## PROVIDED DATA
-*-*-
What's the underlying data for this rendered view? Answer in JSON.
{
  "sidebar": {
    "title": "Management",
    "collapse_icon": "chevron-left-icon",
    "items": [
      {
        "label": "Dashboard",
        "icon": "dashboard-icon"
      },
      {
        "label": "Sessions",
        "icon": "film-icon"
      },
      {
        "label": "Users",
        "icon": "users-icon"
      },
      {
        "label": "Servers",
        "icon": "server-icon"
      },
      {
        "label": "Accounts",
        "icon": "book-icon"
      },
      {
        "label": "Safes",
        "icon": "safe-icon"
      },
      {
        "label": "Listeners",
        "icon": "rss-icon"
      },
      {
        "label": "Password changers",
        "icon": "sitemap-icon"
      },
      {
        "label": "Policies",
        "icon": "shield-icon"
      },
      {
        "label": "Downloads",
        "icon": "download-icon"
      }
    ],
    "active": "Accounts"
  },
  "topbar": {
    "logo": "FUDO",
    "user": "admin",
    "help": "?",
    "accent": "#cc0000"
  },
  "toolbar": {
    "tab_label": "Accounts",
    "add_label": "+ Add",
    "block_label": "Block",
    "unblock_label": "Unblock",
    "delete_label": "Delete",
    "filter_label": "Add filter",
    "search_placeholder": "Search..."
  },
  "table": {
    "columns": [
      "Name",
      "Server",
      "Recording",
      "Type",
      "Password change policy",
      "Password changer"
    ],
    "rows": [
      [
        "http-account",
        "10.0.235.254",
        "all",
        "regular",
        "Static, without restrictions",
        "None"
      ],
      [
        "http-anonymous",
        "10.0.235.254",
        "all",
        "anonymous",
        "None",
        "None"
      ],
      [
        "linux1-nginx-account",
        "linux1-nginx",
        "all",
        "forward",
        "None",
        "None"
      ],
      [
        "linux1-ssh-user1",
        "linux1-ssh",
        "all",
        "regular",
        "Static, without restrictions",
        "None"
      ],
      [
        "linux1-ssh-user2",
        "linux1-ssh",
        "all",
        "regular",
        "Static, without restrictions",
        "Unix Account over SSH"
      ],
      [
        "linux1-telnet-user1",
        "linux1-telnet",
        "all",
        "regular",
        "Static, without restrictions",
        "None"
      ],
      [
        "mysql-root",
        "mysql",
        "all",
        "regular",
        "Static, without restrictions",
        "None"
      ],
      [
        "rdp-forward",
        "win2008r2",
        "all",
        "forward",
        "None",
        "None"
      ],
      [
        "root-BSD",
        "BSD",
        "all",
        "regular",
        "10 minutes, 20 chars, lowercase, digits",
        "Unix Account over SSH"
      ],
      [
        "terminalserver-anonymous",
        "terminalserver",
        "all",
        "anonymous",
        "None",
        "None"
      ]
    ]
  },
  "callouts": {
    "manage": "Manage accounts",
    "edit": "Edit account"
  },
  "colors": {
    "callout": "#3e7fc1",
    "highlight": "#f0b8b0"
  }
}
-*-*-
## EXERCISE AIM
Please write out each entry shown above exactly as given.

## FINISHED EXERCISE
What's the underlying data for this rendered view? Answer in JSON.
{
  "sidebar": {
    "title": "Management",
    "collapse_icon": "chevron-left-icon",
    "items": [
      {
        "label": "Dashboard",
        "icon": "dashboard-icon"
      },
      {
        "label": "Sessions",
        "icon": "film-icon"
      },
      {
        "label": "Users",
        "icon": "users-icon"
      },
      {
        "label": "Servers",
        "icon": "server-icon"
      },
      {
        "label": "Accounts",
        "icon": "book-icon"
      },
      {
        "label": "Safes",
        "icon": "safe-icon"
      },
      {
        "label": "Listeners",
        "icon": "rss-icon"
      },
      {
        "label": "Password changers",
        "icon": "sitemap-icon"
      },
      {
        "label": "Policies",
        "icon": "shield-icon"
      },
      {
        "label": "Downloads",
        "icon": "download-icon"
      }
    ],
    "active": "Accounts"
  },
  "topbar": {
    "logo": "FUDO",
    "user": "admin",
    "help": "?",
    "accent": "#cc0000"
  },
  "toolbar": {
    "tab_label": "Accounts",
    "add_label": "+ Add",
    "block_label": "Block",
    "unblock_label": "Unblock",
    "delete_label": "Delete",
    "filter_label": "Add filter",
    "search_placeholder": "Search..."
  },
  "table": {
    "columns": [
      "Name",
      "Server",
      "Recording",
      "Type",
      "Password change policy",
      "Password changer"
    ],
    "rows": [
      [
        "http-account",
        "10.0.235.254",
        "all",
        "regular",
        "Static, without restrictions",
        "None"
      ],
      [
        "http-anonymous",
        "10.0.235.254",
        "all",
        "anonymous",
        "None",
        "None"
      ],
      [
        "linux1-nginx-account",
        "linux1-nginx",
        "all",
        "forward",
        "None",
        "None"
      ],
      [
        "linux1-ssh-user1",
        "linux1-ssh",
        "all",
        "regular",
        "Static, without restrictions",
        "None"
      ],
      [
        "linux1-ssh-user2",
        "linux1-ssh",
        "all",
        "regular",
        "Static, without restrictions",
        "Unix Account over SSH"
      ],
      [
        "linux1-telnet-user1",
        "linux1-telnet",
        "all",
        "regular",
        "Static, without restrictions",
        "None"
      ],
      [
        "mysql-root",
        "mysql",
        "all",
        "regular",
        "Static, without restrictions",
        "None"
      ],
      [
        "rdp-forward",
        "win2008r2",
        "all",
        "forward",
        "None",
        "None"
      ],
      [
        "root-BSD",
        "BSD",
        "all",
        "regular",
        "10 minutes, 20 chars, lowercase, digits",
        "Unix Account over SSH"
      ],
      [
        "terminalserver-anonymous",
        "terminalserver",
        "all",
        "anonymous",
        "None",
        "None"
      ]
    ]
  },
  "callouts": {
    "manage": "Manage accounts",
    "edit": "Edit account"
  },
  "colors": {
    "callout": "#3e7fc1",
    "highlight": "#f0b8b0"
  }
}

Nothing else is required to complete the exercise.